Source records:

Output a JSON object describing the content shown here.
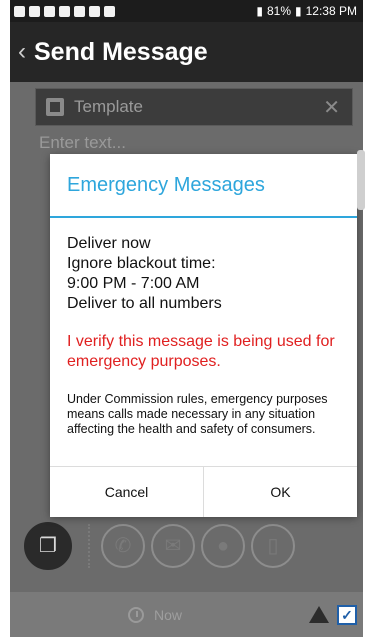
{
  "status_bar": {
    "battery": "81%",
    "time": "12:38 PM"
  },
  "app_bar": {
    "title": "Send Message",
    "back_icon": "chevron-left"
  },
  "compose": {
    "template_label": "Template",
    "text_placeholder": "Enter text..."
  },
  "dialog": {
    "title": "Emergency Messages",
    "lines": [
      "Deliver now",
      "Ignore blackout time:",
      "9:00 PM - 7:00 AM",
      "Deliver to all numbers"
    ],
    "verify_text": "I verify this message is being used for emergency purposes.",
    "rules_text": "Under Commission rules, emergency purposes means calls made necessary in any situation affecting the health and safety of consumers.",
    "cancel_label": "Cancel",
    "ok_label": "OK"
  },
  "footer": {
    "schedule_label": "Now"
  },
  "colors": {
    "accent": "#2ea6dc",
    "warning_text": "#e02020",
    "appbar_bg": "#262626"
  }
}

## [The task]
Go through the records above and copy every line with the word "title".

## [Response to this exercise]
    "title": "Send Message",
    "title": "Emergency Messages",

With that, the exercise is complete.